I came to the Main Library to gather more information on Caitlin Clarke from the reference books there. But the reference books revealed nothing about Ms. Clarke's later (post-1985) career. They don't even show her in her role as Charlotte Candoza in Titanic: A Musical, probably because she was a substitute for the original actress. And only one reference reported her passing in 2004; and it was neither Willis' Theatre World nor the Best Plays yearbooks.

But I am not surprised. Willis and Best Plays were my primary references on Ms. Clarke's career. But those two have been taking nosedives in quality in recent years. The American theater scene has been scattering in the past one or two decades: New York is too expensive now for most theater folk; Broadway and even off-Broadway are now corporate-funded and too formulaic; beyond New York regional and university theaters offer better opportunities for expression, and that is where the audiences are, anyway, since fewer people go to New York after the Muslim Attacks.

Anyway, Playbook has its own yearbook, of which the IU Main Library had the most recent three volumes. And where the hell was that when I needed it?

In the end I made new photocopies of pages of Ms. Clarke's early career out of Willis. I just now realize that I missed some; but that is understandable given I was under time constraints: I had to use metered parking nearby, and that lasts only an hour at a time. I was there two hours in all.

While I was going in and out of the library I saw five students in eighteen-century costume enacting some comedy-of-manners play on the lawn in front of the library's south entrance. I did not stay and watch because of time constraints.

I did not want to drive back through metro Indianapolis, which is a living, exhaust-breathing hell during rush hour. So I decided on a detour at the intersection of state roads 37 and 44. Surprise! State road 44 is a roller coaster of hills and curves from that intersection to the Morgan County border. That was a thrill!!

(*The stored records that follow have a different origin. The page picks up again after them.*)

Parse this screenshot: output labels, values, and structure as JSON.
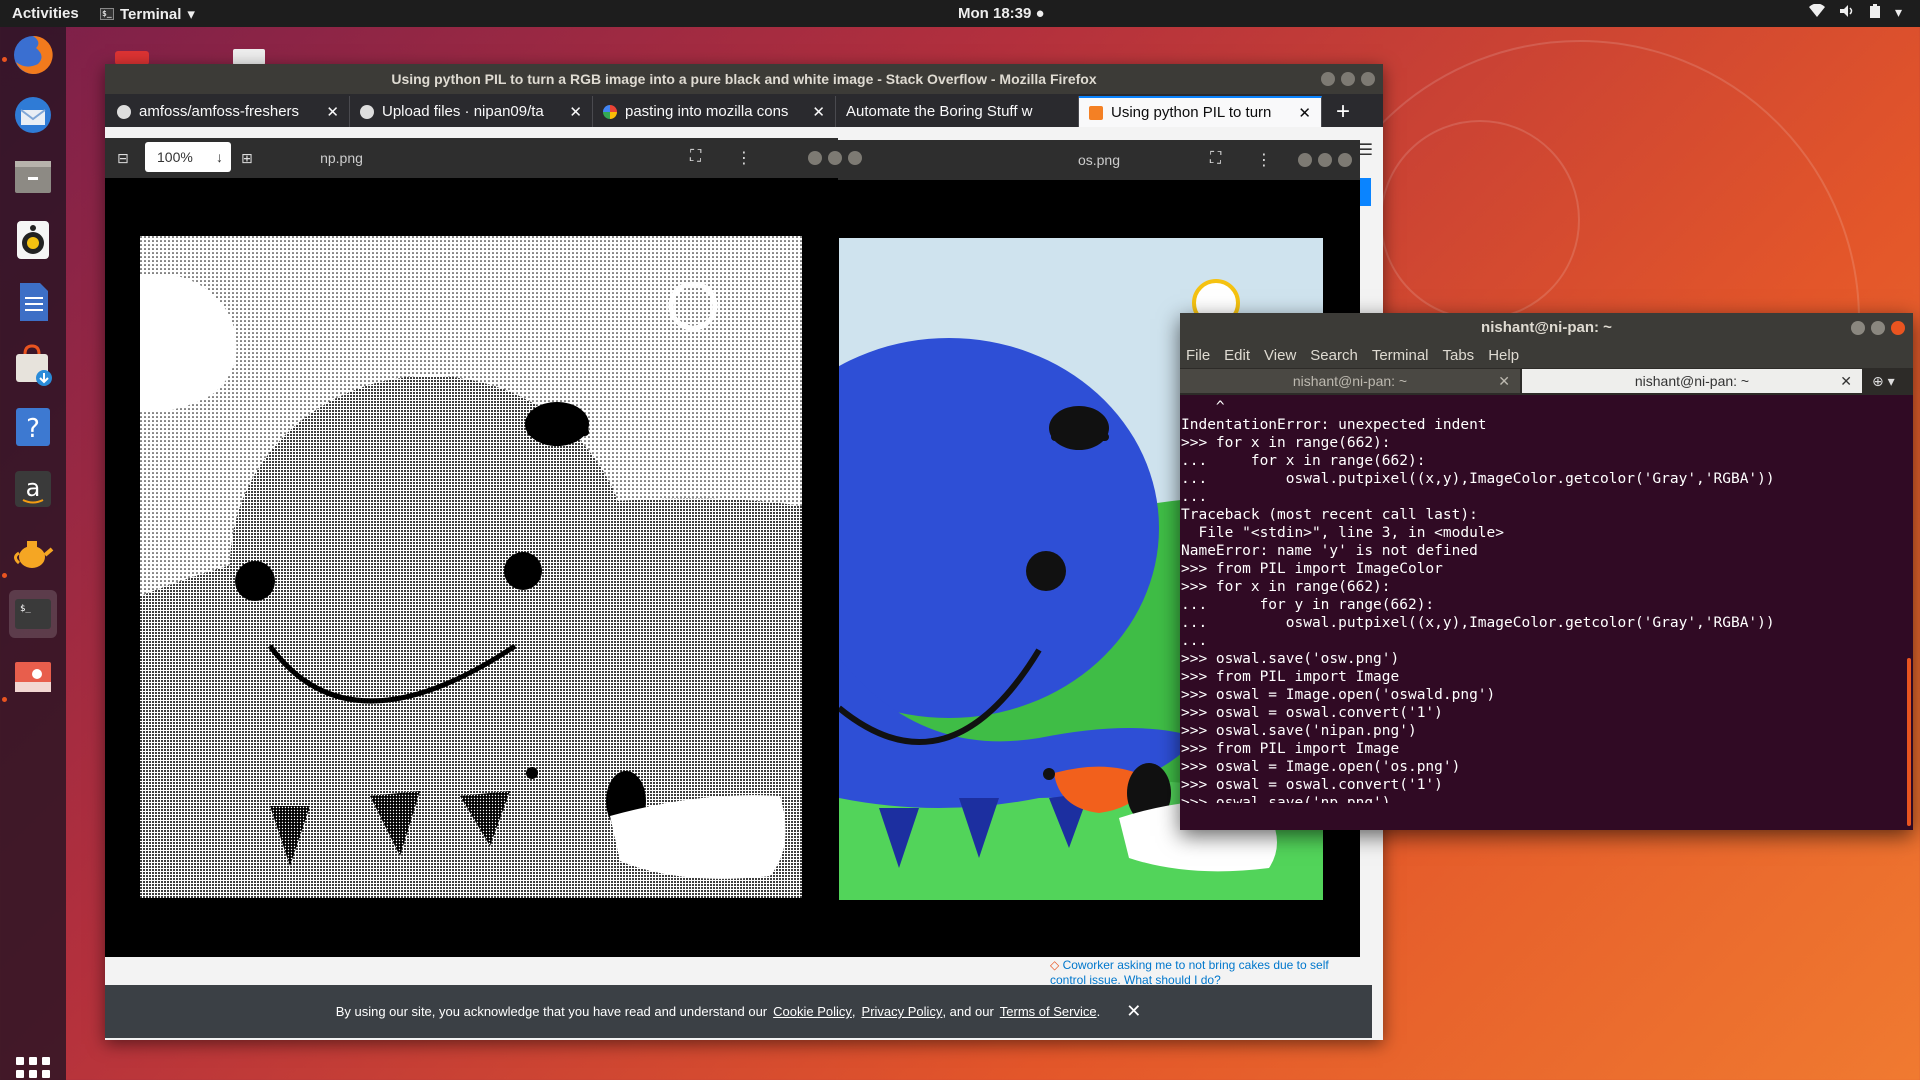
{
  "topbar": {
    "activities": "Activities",
    "app_name": "Terminal",
    "app_menu_arrow": "▾",
    "clock": "Mon 18:39 ●",
    "status_icons": [
      "wifi-icon",
      "volume-icon",
      "battery-icon",
      "menu-arrow-icon"
    ]
  },
  "dock": {
    "items": [
      "firefox",
      "thunderbird",
      "files",
      "rhythmbox",
      "writer",
      "software",
      "help",
      "amazon",
      "teapot",
      "terminal",
      "screenshot"
    ]
  },
  "firefox": {
    "title": "Using python PIL to turn a RGB image into a pure black and white image - Stack Overflow - Mozilla Firefox",
    "tabs": [
      {
        "label": "amfoss/amfoss-freshers",
        "icon": "github-icon"
      },
      {
        "label": "Upload files · nipan09/ta",
        "icon": "github-icon"
      },
      {
        "label": "pasting into mozilla cons",
        "icon": "google-icon"
      },
      {
        "label": "Automate the Boring Stuff w",
        "icon": ""
      },
      {
        "label": "Using python PIL to turn",
        "icon": "stackoverflow-icon"
      }
    ],
    "new_tab": "+",
    "hot_question": "Coworker asking me to not bring cakes due to self control issue. What should I do?",
    "cookie": {
      "text_before": "By using our site, you acknowledge that you have read and understand our",
      "cookie_policy": "Cookie Policy",
      "sep1": ",",
      "privacy_policy": "Privacy Policy",
      "sep2": ", and our",
      "terms": "Terms of Service",
      "end": ".",
      "close": "✕"
    }
  },
  "viewer_np": {
    "title": "np.png",
    "zoom": "100%"
  },
  "viewer_os": {
    "title": "os.png"
  },
  "terminal": {
    "title": "nishant@ni-pan: ~",
    "menu": [
      "File",
      "Edit",
      "View",
      "Search",
      "Terminal",
      "Tabs",
      "Help"
    ],
    "tabs": [
      "nishant@ni-pan: ~",
      "nishant@ni-pan: ~"
    ],
    "lines": [
      "    ^",
      "IndentationError: unexpected indent",
      ">>> for x in range(662):",
      "...     for x in range(662):",
      "...         oswal.putpixel((x,y),ImageColor.getcolor('Gray','RGBA'))",
      "...",
      "Traceback (most recent call last):",
      "  File \"<stdin>\", line 3, in <module>",
      "NameError: name 'y' is not defined",
      ">>> from PIL import ImageColor",
      ">>> for x in range(662):",
      "...      for y in range(662):",
      "...         oswal.putpixel((x,y),ImageColor.getcolor('Gray','RGBA'))",
      "...",
      ">>> oswal.save('osw.png')",
      ">>> from PIL import Image",
      ">>> oswal = Image.open('oswald.png')",
      ">>> oswal = oswal.convert('1')",
      ">>> oswal.save('nipan.png')",
      ">>> from PIL import Image",
      ">>> oswal = Image.open('os.png')",
      ">>> oswal = oswal.convert('1')",
      ">>> oswal.save('np.png')"
    ],
    "prompt": ">>> "
  },
  "colors": {
    "ubuntu_orange": "#e95420",
    "terminal_bg": "#300a24",
    "octopus_blue": "#2e4fd6",
    "grass_green": "#3fc24a",
    "sky": "#cfe3ee"
  }
}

The remaining trip past Franklin and Shelbyville to State Road 9, which took me north homeward, was uneventful. But I was amazed at the downtown of Shelbyville, with its cute little square and its well-kept blocks full of shops and stores and not a single crumbling building or vacant lot. It is a contrast to places like Marion, whose downtown is crumbling to rubble despite the weak but earnest attempts of the city to arrest this; and Muncie, whose business district is crumbling, too, although less quickly and despite no help from a city whose various government and private units keep tripping slapstickishly over themselves.

I learned that I did not miss the Shriner parade that evening. I did get to see half of it: The mini-cycles, the horses, the calliope.

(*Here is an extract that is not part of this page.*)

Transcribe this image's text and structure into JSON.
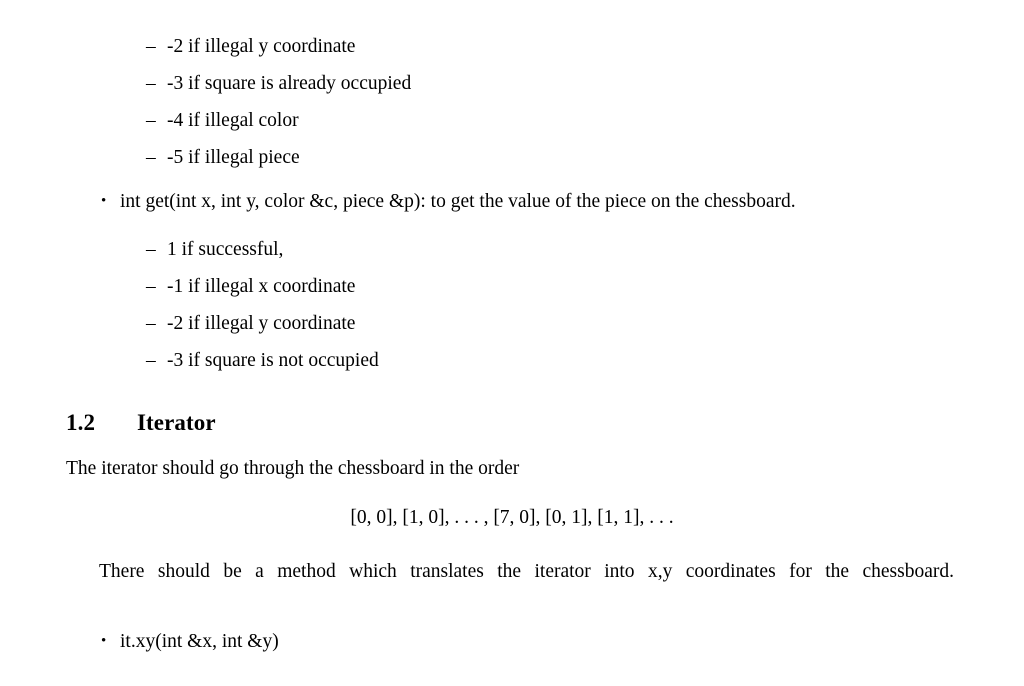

Russia is beating the living crap out of Cartvelia for trying to take back a scrap of land called South Ossetia, which juts into its territory. It is likely now that Cartvelia, whose military Russia has effectively destroyed, will never get it back.

What I do not understand is why Russia has not annexed South Ossetia in the first place when it made its intentions clear by making the Alan-speaking inhabitants Russian citizens. Nothing would stop Russia from annexing the land now, since the Cartvelia inhabitants of the land have been driven out and are unlikely to ever return. Nor would world opinion be a limiting factor, since this war has caused the nadir of world opinion about Russia to sink as if in a bottomless pit.

I just hope that Leifa Janovyak, the IPR volunteer who joined the Peace Corps after graduation and was assigned to Cartvelia, is okay. I read the Peace Corps unit there was evacuated to Armenia.

Posted on the Dysmey Blog on 18 August 2008.